_What you should do_:
For this exercise, write out the whole listing below exactly, omitting its images.

_Extracted data_:
──────────────────────────────
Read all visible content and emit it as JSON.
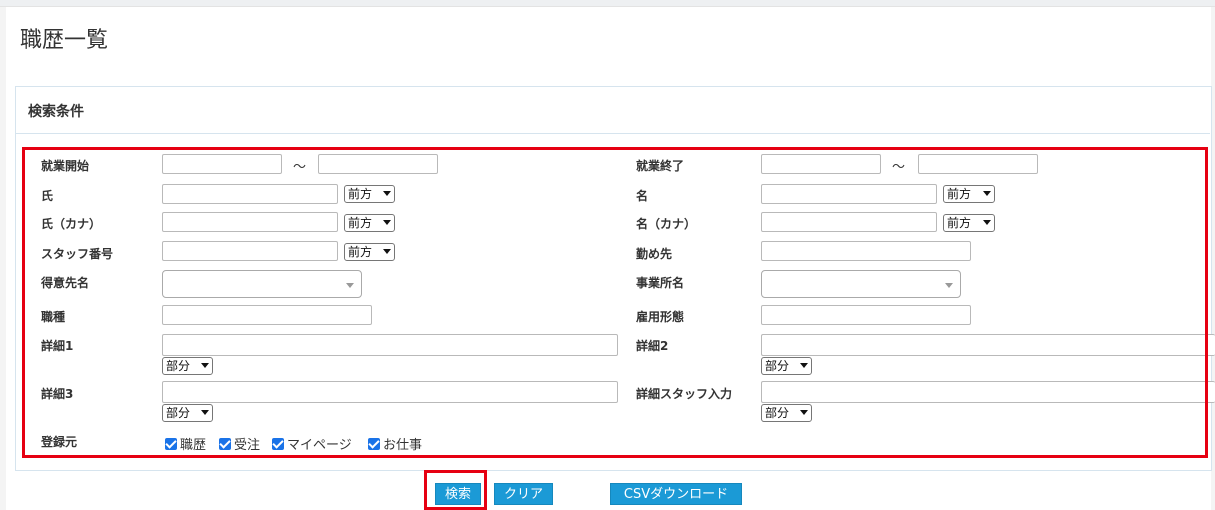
{
  "page": {
    "title": "職歴一覧"
  },
  "panel": {
    "title": "検索条件"
  },
  "fields": {
    "work_start": {
      "label": "就業開始",
      "tilde": "～"
    },
    "work_end": {
      "label": "就業終了",
      "tilde": "～"
    },
    "last_name": {
      "label": "氏",
      "match": "前方"
    },
    "first_name": {
      "label": "名",
      "match": "前方"
    },
    "last_name_kana": {
      "label": "氏（カナ）",
      "match": "前方"
    },
    "first_name_kana": {
      "label": "名（カナ）",
      "match": "前方"
    },
    "staff_number": {
      "label": "スタッフ番号",
      "match": "前方"
    },
    "workplace": {
      "label": "勤め先"
    },
    "client_name": {
      "label": "得意先名"
    },
    "office_name": {
      "label": "事業所名"
    },
    "job_type": {
      "label": "職種"
    },
    "employment_type": {
      "label": "雇用形態"
    },
    "detail1": {
      "label": "詳細1",
      "match": "部分"
    },
    "detail2": {
      "label": "詳細2",
      "match": "部分"
    },
    "detail3": {
      "label": "詳細3",
      "match": "部分"
    },
    "detail_staff_input": {
      "label": "詳細スタッフ入力",
      "match": "部分"
    },
    "source": {
      "label": "登録元",
      "options": [
        {
          "label": "職歴",
          "checked": true
        },
        {
          "label": "受注",
          "checked": true
        },
        {
          "label": "マイページ",
          "checked": true
        },
        {
          "label": "お仕事",
          "checked": true
        }
      ]
    }
  },
  "buttons": {
    "search": "検索",
    "clear": "クリア",
    "csv": "CSVダウンロード"
  },
  "colors": {
    "button": "#1b9ad6",
    "highlight": "#e60012",
    "checkbox": "#1a73e8"
  }
}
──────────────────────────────
_Worked solution_:
Read all visible content and emit it as JSON.
{
  "page": {
    "title": "職歴一覧"
  },
  "panel": {
    "title": "検索条件"
  },
  "fields": {
    "work_start": {
      "label": "就業開始",
      "tilde": "～"
    },
    "work_end": {
      "label": "就業終了",
      "tilde": "～"
    },
    "last_name": {
      "label": "氏",
      "match": "前方"
    },
    "first_name": {
      "label": "名",
      "match": "前方"
    },
    "last_name_kana": {
      "label": "氏（カナ）",
      "match": "前方"
    },
    "first_name_kana": {
      "label": "名（カナ）",
      "match": "前方"
    },
    "staff_number": {
      "label": "スタッフ番号",
      "match": "前方"
    },
    "workplace": {
      "label": "勤め先"
    },
    "client_name": {
      "label": "得意先名"
    },
    "office_name": {
      "label": "事業所名"
    },
    "job_type": {
      "label": "職種"
    },
    "employment_type": {
      "label": "雇用形態"
    },
    "detail1": {
      "label": "詳細1",
      "match": "部分"
    },
    "detail2": {
      "label": "詳細2",
      "match": "部分"
    },
    "detail3": {
      "label": "詳細3",
      "match": "部分"
    },
    "detail_staff_input": {
      "label": "詳細スタッフ入力",
      "match": "部分"
    },
    "source": {
      "label": "登録元",
      "options": [
        {
          "label": "職歴",
          "checked": true
        },
        {
          "label": "受注",
          "checked": true
        },
        {
          "label": "マイページ",
          "checked": true
        },
        {
          "label": "お仕事",
          "checked": true
        }
      ]
    }
  },
  "buttons": {
    "search": "検索",
    "clear": "クリア",
    "csv": "CSVダウンロード"
  },
  "colors": {
    "button": "#1b9ad6",
    "highlight": "#e60012",
    "checkbox": "#1a73e8"
  }
}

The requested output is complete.